Don’t be afraid of change

As we were rebuilding our website, going from an all flat HTML site to one that included things like “Server Side Includes”, and a “content management system”, Joe, our Tech Guy decided we should move to this funky new “ASP” platform by Microsoft.  I got on board and started building pages as quickly as I could.

Activate (January 2000- January 2001)

Work Hard

I only worked at Activate for a year, but I put in about two year’s worth of time there.  I did so much stuff that was cutting edge and at the far limits of what I was capable of.  I templated most of my work so that I could do more custom development, and took on anything they threw at me.  Sure I was crusty as all hell most days because of the never-ending torrent of work…but I was doing a LOT of good stuff.

Don’t be an idiot with your money

When I arrived at Activate, its parent company had a $4billion war chest.  I watched as they squandered millions of dollars on the most ridiculous of things.  Saw them burn through cash at an alarming rate, and witnessed stupidity like company events for twelve people that cost in the tens of thousands of dollars.  All while we weren’t making enough money to cover our base costs.

A good network is the most important thing you will ever build

When I was laid off at Activate, I sent out an email to all of my contacts.  Five minutes later I got a call asking if I wanted to meet for lunch.  Over lunch I had a job offer.  The next day I started my new job at Alliance Atlantis.

Up Next: Alliance Atlantis, Centennial College, Bell Globe Media, All New Comics, Info-Tech, and New Ninjas Inc.

Changing streams

Ruby on Rails

Ruby on Rails

At my day job we’re currently redesigning our long suffering website using Ruby on Rails.  The fun started back in October when a small team of mine started looking at a couple of different technologies including PHP with Cake, Django, and Ruby on Rails.  After a really brief look at other stuff (a day or so) we went with Ruby on Rails.
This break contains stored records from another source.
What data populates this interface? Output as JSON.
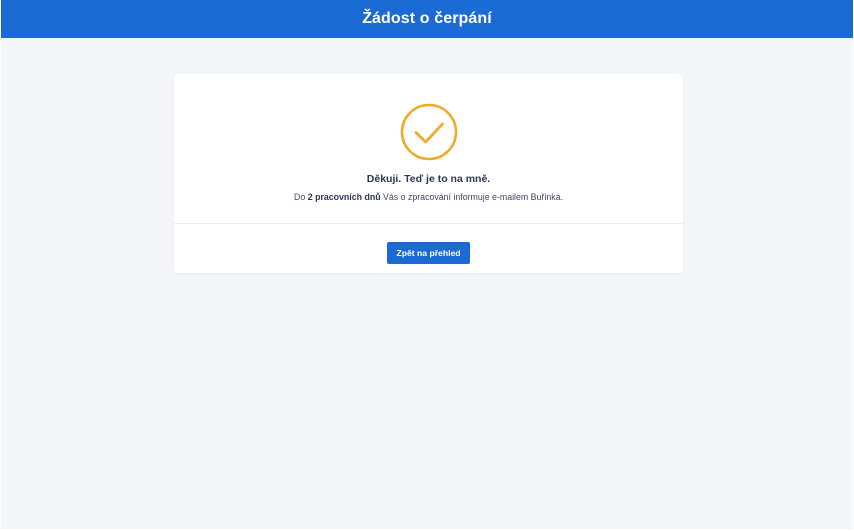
{
  "header": {
    "title": "Žádost o čerpání"
  },
  "confirmation": {
    "icon": "check-circle-icon",
    "icon_color": "#f0a92a",
    "headline": "Děkuji. Teď je to na mně.",
    "message_prefix": "Do ",
    "message_bold": "2 pracovních dnů",
    "message_suffix": " Vás o zpracování informuje e-mailem Buřinka."
  },
  "actions": {
    "back_label": "Zpět na přehled"
  },
  "colors": {
    "primary": "#1b6ad4",
    "background": "#f4f5f9",
    "card": "#ffffff",
    "accent": "#f0a92a"
  }
}
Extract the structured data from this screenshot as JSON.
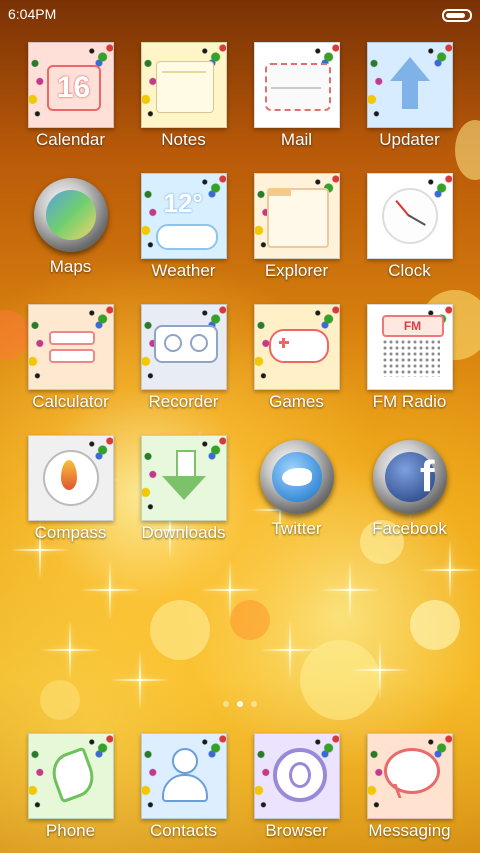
{
  "status_bar": {
    "time": "6:04PM",
    "battery_level": 0.85
  },
  "apps": [
    {
      "label": "Calendar",
      "icon": "calendar-icon",
      "tile_color": "#ffe0d8",
      "glyph": "16"
    },
    {
      "label": "Notes",
      "icon": "notes-icon",
      "tile_color": "#fff5c8",
      "glyph": ""
    },
    {
      "label": "Mail",
      "icon": "mail-icon",
      "tile_color": "#ffffff",
      "glyph": ""
    },
    {
      "label": "Updater",
      "icon": "updater-icon",
      "tile_color": "#d8ecff",
      "glyph": ""
    },
    {
      "label": "Maps",
      "icon": "maps-icon",
      "tile_color": "round",
      "glyph": ""
    },
    {
      "label": "Weather",
      "icon": "weather-icon",
      "tile_color": "#d8efff",
      "glyph": "12°"
    },
    {
      "label": "Explorer",
      "icon": "explorer-icon",
      "tile_color": "#fff2d8",
      "glyph": ""
    },
    {
      "label": "Clock",
      "icon": "clock-icon",
      "tile_color": "#ffffff",
      "glyph": ""
    },
    {
      "label": "Calculator",
      "icon": "calculator-icon",
      "tile_color": "#ffe8d0",
      "glyph": ""
    },
    {
      "label": "Recorder",
      "icon": "recorder-icon",
      "tile_color": "#e8ecf5",
      "glyph": ""
    },
    {
      "label": "Games",
      "icon": "games-icon",
      "tile_color": "#fff0c8",
      "glyph": ""
    },
    {
      "label": "FM Radio",
      "icon": "fm-radio-icon",
      "tile_color": "#ffffff",
      "glyph": "FM"
    },
    {
      "label": "Compass",
      "icon": "compass-icon",
      "tile_color": "#f0f0f0",
      "glyph": ""
    },
    {
      "label": "Downloads",
      "icon": "downloads-icon",
      "tile_color": "#e8f8dc",
      "glyph": ""
    },
    {
      "label": "Twitter",
      "icon": "twitter-icon",
      "tile_color": "round",
      "glyph": ""
    },
    {
      "label": "Facebook",
      "icon": "facebook-icon",
      "tile_color": "round",
      "glyph": "f"
    }
  ],
  "dock": [
    {
      "label": "Phone",
      "icon": "phone-icon",
      "tile_color": "#e6f8d8"
    },
    {
      "label": "Contacts",
      "icon": "contacts-icon",
      "tile_color": "#dceeff"
    },
    {
      "label": "Browser",
      "icon": "browser-icon",
      "tile_color": "#ece4ff"
    },
    {
      "label": "Messaging",
      "icon": "messaging-icon",
      "tile_color": "#ffe2d0"
    }
  ],
  "page_indicator": {
    "pages": 3,
    "current": 2
  }
}
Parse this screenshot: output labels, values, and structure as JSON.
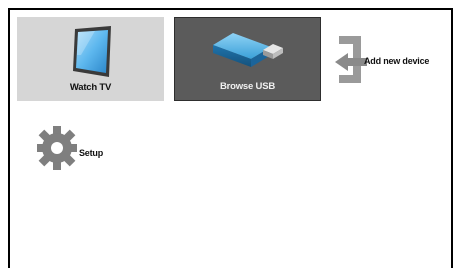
{
  "menu": {
    "tiles": [
      {
        "label": "Watch TV",
        "icon": "tv-icon",
        "selected": false
      },
      {
        "label": "Browse USB",
        "icon": "usb-drive-icon",
        "selected": true
      }
    ],
    "add_device": {
      "label": "Add new device",
      "icon": "add-device-arrow-icon"
    },
    "setup": {
      "label": "Setup",
      "icon": "gear-icon"
    }
  },
  "colors": {
    "selected_tile": "#5b5b5b",
    "tile": "#d6d6d6",
    "usb_blue": "#3aa0d8",
    "tv_blue": "#6fbff0"
  }
}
To my friends who aren’t web nerds, I apologize, this is probably going to be boring for you, to those of you who are interested in seeing how I tend to make decisions (quickly and full steam ahead), this might be interesting.

Continue Reading
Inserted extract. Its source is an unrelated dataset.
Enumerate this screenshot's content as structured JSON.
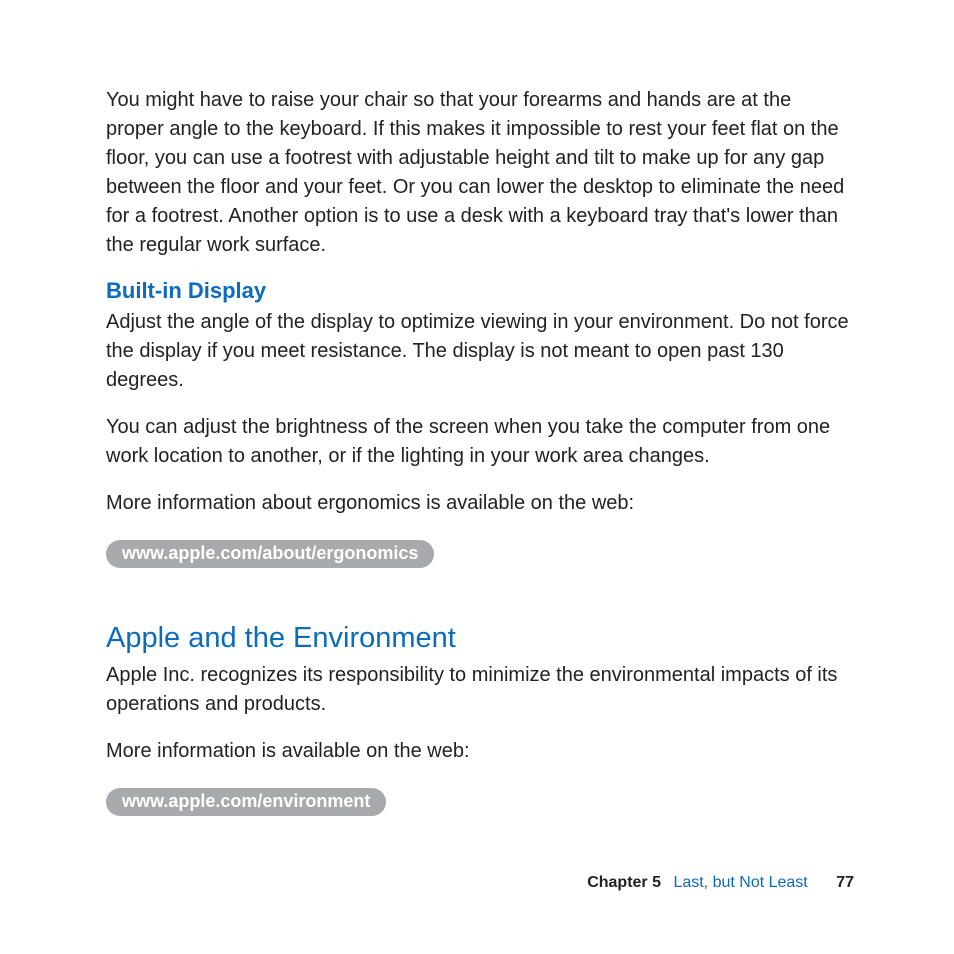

Rock Band: Better with a group

Rock BandI’ve been playing Rock Band off and on since Christmas, and other than one night with the guys, we usually play just Char and I. We have a great little two person band ala The White Stripes going on we’re known as “Chip and the Dips”. The two of us have fun together rocking out (Char on drums, me on guitar), but yesterday during our team building session, I experienced Rock Band as it was really meant to be played. Continue Reading

PSD2HTML.com – A review
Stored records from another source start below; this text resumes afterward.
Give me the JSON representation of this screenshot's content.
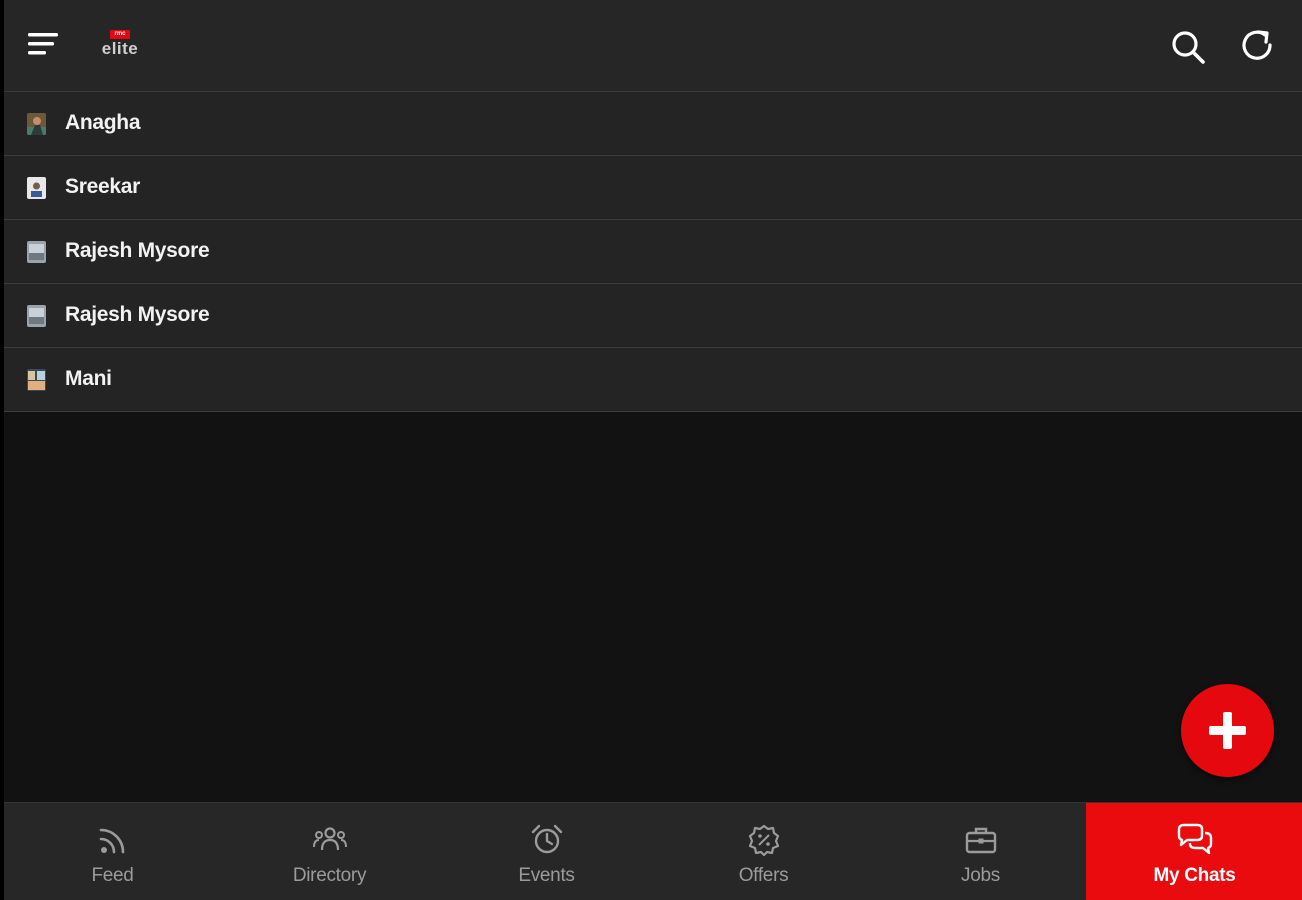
{
  "header": {
    "logo_badge": "rmc",
    "logo_text": "elite"
  },
  "icons": {
    "menu": "menu-icon",
    "search": "search-icon",
    "refresh": "refresh-icon",
    "add": "plus-icon"
  },
  "chats": [
    {
      "name": "Anagha"
    },
    {
      "name": "Sreekar"
    },
    {
      "name": "Rajesh Mysore"
    },
    {
      "name": "Rajesh Mysore"
    },
    {
      "name": "Mani"
    }
  ],
  "nav": [
    {
      "label": "Feed",
      "icon": "rss-icon"
    },
    {
      "label": "Directory",
      "icon": "people-icon"
    },
    {
      "label": "Events",
      "icon": "alarm-clock-icon"
    },
    {
      "label": "Offers",
      "icon": "discount-badge-icon"
    },
    {
      "label": "Jobs",
      "icon": "briefcase-icon"
    },
    {
      "label": "My Chats",
      "icon": "chat-bubbles-icon",
      "active": true
    }
  ],
  "colors": {
    "accent": "#e5090f",
    "topbar": "#262626",
    "row": "#242424",
    "background": "#121212",
    "nav_bg": "#272727"
  }
}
A funky little InfoTech pageI had a few very elaborate HTML pages to build the other day and just simply didn’t have the time to write clean HTML code. Rather than hack up something that I’d later HATE, I decided to try out a service that I’ve seen reviewed in tons of places. psd2html.com. Their gimmick is, “You design, we XHTML, in 8 hours.” All right smart guys, let’s see how well you do.

I went to the website and clicked on the “Order now” link. I selected the “professional package” and under the advanced options I added “commented”. The total for all three pages, coded in “W3C Valid XHTML 1.0 Transitional Table-less CSS markup. Compatible with IE, Firefox, Opera and Safari with W3C Valid Shorthand & Optimized CSS.” with commented markup was $324.00. I filled out my personal information and uploaded my files. Then I entered my credit card info, and hit submit. Continue Reading

Our London Year

One year ago March 2nd we took posession of our new home in London. A year ago today we made the long commute from Ajax to London for one final time, closing the old house and taking over the new one. It’s been a year, and a ton of things have changed for us in that time. Work is challenging and awesome, I like where we live, and having my parents close by has given us the opportunity to go on a vacation without the munchkin.

Continue Reading